You are certainly not the only one trying to navigate the murky waters of open communication with family members. Here, we'll offer some suggestions for how to approach conversations about your recovery during the holiday season.
Remember that you are the one who holds the reigns of when, with whom and how much you feel comfortable sharing. If you're not ready to share the details of your addiction and recovery journey with a distant cousin or nosy aunt, that is your prerogative.
However, if you feel comfortable, we encourage you to find those family members you can trust to share with honestly. Having more reliable people in your life who know about your struggles opens you up to more support, love and positivity than isolating yourself ever will.
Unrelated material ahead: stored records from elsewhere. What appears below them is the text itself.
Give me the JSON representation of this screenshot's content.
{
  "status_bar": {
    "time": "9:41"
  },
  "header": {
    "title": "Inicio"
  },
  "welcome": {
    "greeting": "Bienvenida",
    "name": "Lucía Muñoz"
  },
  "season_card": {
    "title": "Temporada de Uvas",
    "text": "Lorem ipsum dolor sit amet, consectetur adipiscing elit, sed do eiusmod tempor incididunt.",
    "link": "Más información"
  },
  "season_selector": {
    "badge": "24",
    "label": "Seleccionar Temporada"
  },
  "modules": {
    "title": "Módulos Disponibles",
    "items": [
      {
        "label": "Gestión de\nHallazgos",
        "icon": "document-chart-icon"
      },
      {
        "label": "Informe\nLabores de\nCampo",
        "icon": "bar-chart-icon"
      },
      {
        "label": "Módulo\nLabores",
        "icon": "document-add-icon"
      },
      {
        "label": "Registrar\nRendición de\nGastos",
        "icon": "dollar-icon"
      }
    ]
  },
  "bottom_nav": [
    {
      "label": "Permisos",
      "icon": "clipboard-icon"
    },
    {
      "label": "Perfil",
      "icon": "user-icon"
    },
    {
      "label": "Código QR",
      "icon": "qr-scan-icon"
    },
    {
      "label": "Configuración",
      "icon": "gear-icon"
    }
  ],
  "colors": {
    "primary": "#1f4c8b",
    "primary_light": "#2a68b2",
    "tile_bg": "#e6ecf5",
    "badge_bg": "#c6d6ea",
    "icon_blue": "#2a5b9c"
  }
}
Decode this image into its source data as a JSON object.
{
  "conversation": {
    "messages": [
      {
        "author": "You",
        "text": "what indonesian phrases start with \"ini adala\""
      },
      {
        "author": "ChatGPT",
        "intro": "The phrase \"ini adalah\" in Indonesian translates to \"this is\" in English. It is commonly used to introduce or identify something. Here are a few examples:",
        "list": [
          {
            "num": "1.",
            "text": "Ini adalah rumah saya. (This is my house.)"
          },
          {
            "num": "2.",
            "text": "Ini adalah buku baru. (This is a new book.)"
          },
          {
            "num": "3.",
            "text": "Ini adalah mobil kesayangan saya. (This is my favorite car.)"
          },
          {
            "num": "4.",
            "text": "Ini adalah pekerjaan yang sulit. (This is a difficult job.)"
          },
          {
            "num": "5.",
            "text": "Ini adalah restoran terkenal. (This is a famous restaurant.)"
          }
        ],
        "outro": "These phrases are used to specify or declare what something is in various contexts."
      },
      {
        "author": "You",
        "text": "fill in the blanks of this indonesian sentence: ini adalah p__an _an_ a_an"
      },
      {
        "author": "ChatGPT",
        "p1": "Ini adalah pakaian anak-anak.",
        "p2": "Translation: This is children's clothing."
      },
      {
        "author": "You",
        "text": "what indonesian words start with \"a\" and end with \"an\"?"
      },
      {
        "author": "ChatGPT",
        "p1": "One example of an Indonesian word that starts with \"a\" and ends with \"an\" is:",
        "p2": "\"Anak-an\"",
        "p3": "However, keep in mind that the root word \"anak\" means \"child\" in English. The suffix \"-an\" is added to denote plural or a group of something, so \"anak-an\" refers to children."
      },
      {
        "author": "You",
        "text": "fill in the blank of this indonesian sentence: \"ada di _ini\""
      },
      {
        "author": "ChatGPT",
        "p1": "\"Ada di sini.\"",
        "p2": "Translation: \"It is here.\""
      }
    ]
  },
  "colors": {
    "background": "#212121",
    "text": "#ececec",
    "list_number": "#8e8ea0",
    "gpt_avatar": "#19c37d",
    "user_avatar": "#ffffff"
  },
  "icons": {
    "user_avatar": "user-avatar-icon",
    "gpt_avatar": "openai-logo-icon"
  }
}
If you're not ready to dive into heavy conversations about your addiction and mental health, come prepared with ideas for fun activities. You can spend quality time with your relatives without the pressure of long and focused conversations. Whether it's a hearty walk in the snow, a series of competitive board games or an energetic round of charades, have some playful suggestions in your back pocket to help balance out the serious times.
If you're worried about conversations circling around to your addiction or past substance abuse, put the focus on your family members instead. If you feel comfortable sharing — great! We always encourage honesty and transparency. You can also employ the tactic of asking plenty of questions and giving your relatives opportunities to share what's new with their life as well. Not only will this keep the conversation from being consumed by your experience, but asking questions and showing an interest always makes the recipient feel loved and appreciated.
Are you nervous about being offered a drink at a family get-together, and having to awkwardly explain why you're abstaining this year? Or are you dreading the moment your uncle asks you where you've been the last few months, right at the quiet point of dinner?
Opening an entirely honest dialogue about addiction, substance abuse and early recovery can feel like an extremely vulnerable task. But a frank conversation might be the best way to help break down stigma and share your perspective. If you don't want to distract or escape the conversation, embrace the chance to speak your truth.
For your own self-care and anxiety relief, it's a good idea to go into the holiday season with an escape plan in mind. If the pressure of being around alcohol is too difficult, or conversations with relatives are making you seek comfort in the form of a substance, remember that it's okay to leave the situation. Think about setting a curfew for yourself to exit the party, appointing a close relative as your wingman or attending an AA meeting for support right before or during the holidays.
No matter how close you are to your extended family, the holidays can be a challenging time of year for anyone going through addiction recovery, especially early recovery. If you need treatment or assistance, particularly during this time of year, please reach out to us at Diamond House Detox. We are a premier substance abuse treatment center in the North California area and would love to offer you our care and service as you fight for your recovery. Contact us today to learn more.
Content medically reviewed by Vicky Magobet, PMHNP-BC, on December 17th, 2019.